African-American (AA) race/ethnicity, lower body mass index (BMI), and higher IGF1 levels are associated with premenopausal breast cancer risk. This cross-sectional analysis investigated whether BMI or BMI at age 21 years contributes to racial differences in IGF1, IGF2, IGF-binding protein 3 (IGFBP3), or free IGF1. Participants included 816 white and 821 AA women between ages 40 and 79 years across a wide BMI range (18.5-40 kg/m(2)). Compared with white women, AA women had higher mean IGF1 (146.3 vs 134.4 ng/ml) and free IGF1 (0.145 vs 0.127) levels, and lower IGF2 (1633.0 vs 1769.3 ng/ml) and IGFBP3 (3663.3 vs 3842.5 ng/ml) levels (all P<0.01; adjusted for age, height, BMI, BMI at age 21 years, and menopausal status). Regardless of race, IGF1 and free IGF1 levels rose sharply as BMI increased to 22-24 kg/m(2), and then declined thereafter, while IGF2 and IGFBP3 levels tended to rise with BMI. In contrast, BMI at age 21 years was inversely associated with all IGF levels, but only among white women (P-interaction=0.01). With the decline in IGF1 with BMI at age 21 years among whites, racial differences in IGF1 significantly increased among women who were obese in early adulthood. In summary, BMI was associated with IGF1 levels regardless of race/ethnicity, while obesity during childhood or young adulthood may have a greater impact on IGF1 levels among white women. The effects of obesity throughout life on the IGF axis and racial differences in breast cancer risk require study.

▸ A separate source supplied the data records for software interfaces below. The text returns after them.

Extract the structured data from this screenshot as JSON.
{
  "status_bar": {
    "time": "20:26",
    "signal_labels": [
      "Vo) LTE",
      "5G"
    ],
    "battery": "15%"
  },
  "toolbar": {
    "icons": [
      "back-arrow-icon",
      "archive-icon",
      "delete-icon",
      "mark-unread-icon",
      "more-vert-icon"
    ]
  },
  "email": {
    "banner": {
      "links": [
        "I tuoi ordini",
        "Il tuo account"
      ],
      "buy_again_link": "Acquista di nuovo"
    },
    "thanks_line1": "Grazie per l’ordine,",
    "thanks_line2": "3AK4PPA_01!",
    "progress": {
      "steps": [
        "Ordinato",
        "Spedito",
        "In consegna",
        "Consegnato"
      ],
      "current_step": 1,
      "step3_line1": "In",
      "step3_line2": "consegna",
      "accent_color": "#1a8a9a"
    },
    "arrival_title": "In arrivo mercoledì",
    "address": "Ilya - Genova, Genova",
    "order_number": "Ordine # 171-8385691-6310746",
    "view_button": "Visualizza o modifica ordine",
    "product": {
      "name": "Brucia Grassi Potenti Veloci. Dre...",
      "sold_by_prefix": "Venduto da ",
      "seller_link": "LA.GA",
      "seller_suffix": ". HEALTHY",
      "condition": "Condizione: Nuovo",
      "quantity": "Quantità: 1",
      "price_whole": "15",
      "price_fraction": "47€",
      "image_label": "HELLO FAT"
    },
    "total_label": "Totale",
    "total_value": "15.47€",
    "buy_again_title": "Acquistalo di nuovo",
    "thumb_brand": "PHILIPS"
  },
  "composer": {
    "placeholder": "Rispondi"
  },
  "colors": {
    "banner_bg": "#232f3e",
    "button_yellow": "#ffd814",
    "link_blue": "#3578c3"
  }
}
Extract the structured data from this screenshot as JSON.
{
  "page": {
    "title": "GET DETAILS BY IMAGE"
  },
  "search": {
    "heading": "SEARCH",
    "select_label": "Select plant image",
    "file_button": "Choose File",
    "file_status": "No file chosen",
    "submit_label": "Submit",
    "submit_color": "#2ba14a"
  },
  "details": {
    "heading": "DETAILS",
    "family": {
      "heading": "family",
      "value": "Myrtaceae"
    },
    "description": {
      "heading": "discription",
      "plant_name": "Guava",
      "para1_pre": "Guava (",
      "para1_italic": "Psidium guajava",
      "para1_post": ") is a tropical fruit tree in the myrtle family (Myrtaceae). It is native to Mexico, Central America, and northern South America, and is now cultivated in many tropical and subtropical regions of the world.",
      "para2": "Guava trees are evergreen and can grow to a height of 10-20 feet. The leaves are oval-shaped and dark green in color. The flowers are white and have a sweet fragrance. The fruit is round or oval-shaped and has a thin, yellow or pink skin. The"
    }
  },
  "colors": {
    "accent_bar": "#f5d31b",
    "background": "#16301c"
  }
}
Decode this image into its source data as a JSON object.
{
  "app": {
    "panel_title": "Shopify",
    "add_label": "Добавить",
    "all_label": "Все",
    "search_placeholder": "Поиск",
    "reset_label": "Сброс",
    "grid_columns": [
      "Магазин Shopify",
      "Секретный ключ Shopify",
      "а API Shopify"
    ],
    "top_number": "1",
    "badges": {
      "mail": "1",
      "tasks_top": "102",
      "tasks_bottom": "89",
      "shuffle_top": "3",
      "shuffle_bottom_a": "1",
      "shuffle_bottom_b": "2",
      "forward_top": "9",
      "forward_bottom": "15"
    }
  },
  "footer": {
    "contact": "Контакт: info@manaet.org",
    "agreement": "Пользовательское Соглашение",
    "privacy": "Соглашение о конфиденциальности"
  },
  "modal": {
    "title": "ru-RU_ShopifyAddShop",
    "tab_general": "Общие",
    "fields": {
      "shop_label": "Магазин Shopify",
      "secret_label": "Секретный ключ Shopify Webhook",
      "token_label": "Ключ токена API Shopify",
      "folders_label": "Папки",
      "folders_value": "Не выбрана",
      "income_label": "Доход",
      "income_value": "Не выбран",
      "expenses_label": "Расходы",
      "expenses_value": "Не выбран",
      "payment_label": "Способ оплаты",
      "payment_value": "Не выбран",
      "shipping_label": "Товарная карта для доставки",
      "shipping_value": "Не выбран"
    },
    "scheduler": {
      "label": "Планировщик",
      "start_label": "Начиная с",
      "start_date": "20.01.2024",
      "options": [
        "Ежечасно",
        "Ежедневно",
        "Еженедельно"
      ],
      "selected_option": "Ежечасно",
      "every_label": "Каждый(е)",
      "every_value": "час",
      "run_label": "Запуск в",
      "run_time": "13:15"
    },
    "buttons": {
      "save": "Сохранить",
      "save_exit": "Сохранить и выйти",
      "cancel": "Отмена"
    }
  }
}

Although some cancers are initially sensitive to EGFR tyrosine kinase inhibitors (TKIs), resistance invariably develops. We investigated mechanisms of acquired resistance to the EGFR TKI gefitinib by generating gefitinib-resistant (GR) A431 squamous cancer cells. In GR cells, gefitinib reduced phosphorylation of EGFR, ErbB-3, and Erk but not Akt. These cells also showed hyperphosphorylation of the IGFI receptor (IGFIR) and constitutive association of IRS-1 with PI3K. Inhibition of IGFIR signaling disrupted the association of IRS-1 with PI3K and restored the ability of gefitinib to downregulate PI3K/Akt signaling and to inhibit GR cell growth. Gene expression analyses revealed that GR cells exhibited markedly reduced IGF-binding protein 3 (IGFBP-3) and IGFBP-4 RNA. Addition of recombinant IGFBP-3 restored the ability of gefitinib to downregulate PI3K/Akt signaling and to inhibit cell growth. Finally, gefitinib treatment of mice with A431 xenografts in combination with an IGFIR-specific monoclonal antibody prevented tumor recurrence, whereas each drug given alone was unable to do so. These data suggest that loss of expression of IGFBPs in tumor cells treated with EGFR TKIs derepresses IGFIR signaling, which in turn mediates resistance to EGFR antagonists. Moreover, combined therapeutic inhibition of EGFR and IGFIR may abrogate this acquired mechanism of drug resistance and is thus worthy of prospective clinical investigation.